Emphatics: The Museum Exhibit
“This collection was never intended to be a museum archive, it was never even particularly meant to be a collection, they just loved these things,” Sewell said.
When the collection was coming to the Phoenix Art Museum, there were many things to consider on how the show should be presented.
The exhibit was located in a wide open gallery, where mannequins lined the outer walls. The walls were angled and featured jagged platforms upon which the mannequins rested.
The mannequins were grouped along the walls by designer, allowing patrons to see a small evolution of the designer’s work before moving on to another.
The museum also chose to end the designer grouping lineup with a strong designer: Addezine Alaïa, who Sewell said, was chosen due to his relevance and longevity in a modern fashion system in the midst of many changes.

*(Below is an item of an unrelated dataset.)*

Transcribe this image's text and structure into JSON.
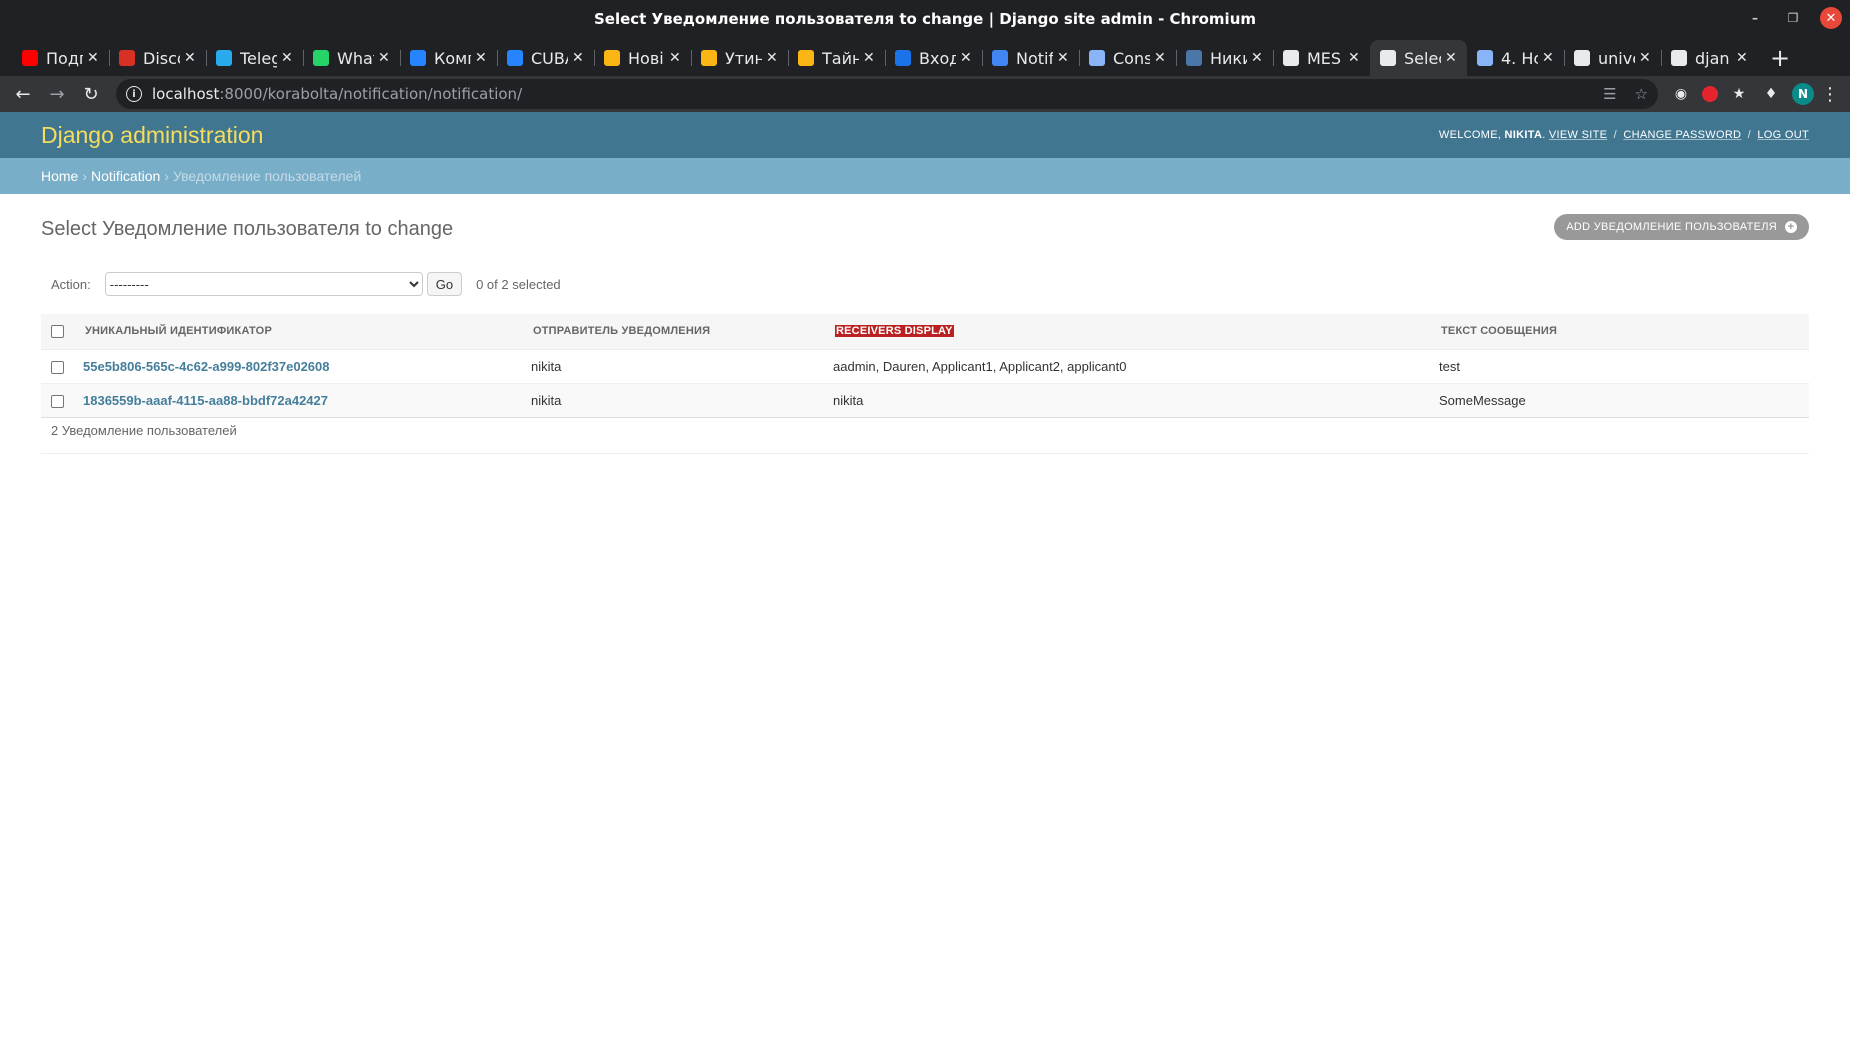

“Alaïa is still very active, valid, and leading the way today.”
The industrial-like space paired with a lighted grid hanging above the ceiling gave a nod to the streetwise edge that was a part of the Emphatics store, Sewell said.
The exhibit also featured projection screens that hung high above the center of the room and played runway show footage from many of the featured designers’ shows.
Down the center of the room were long rectangular cases of original ephemera, such as runway show invitations and momentos, which Sewell said highlighted their importance and rarity.
“When you go down and look at the ephemera down the center aisle, keep in mind, this was not like her baseball collection of invitations, she was at all of those shows,” Sewell said. “She was there.”
In paying tribute to the importance and style of the rare runway show invitations and the personal relationship among the museum and its patrons, Sewell said, museum members’ exhibit invitations were written in a script font to mimic the personal touch of the handwritten runway show invitations that the Legatos received and attended themselves.
“Emphatics was an experience as a store and we tried to make it an experience for you here.”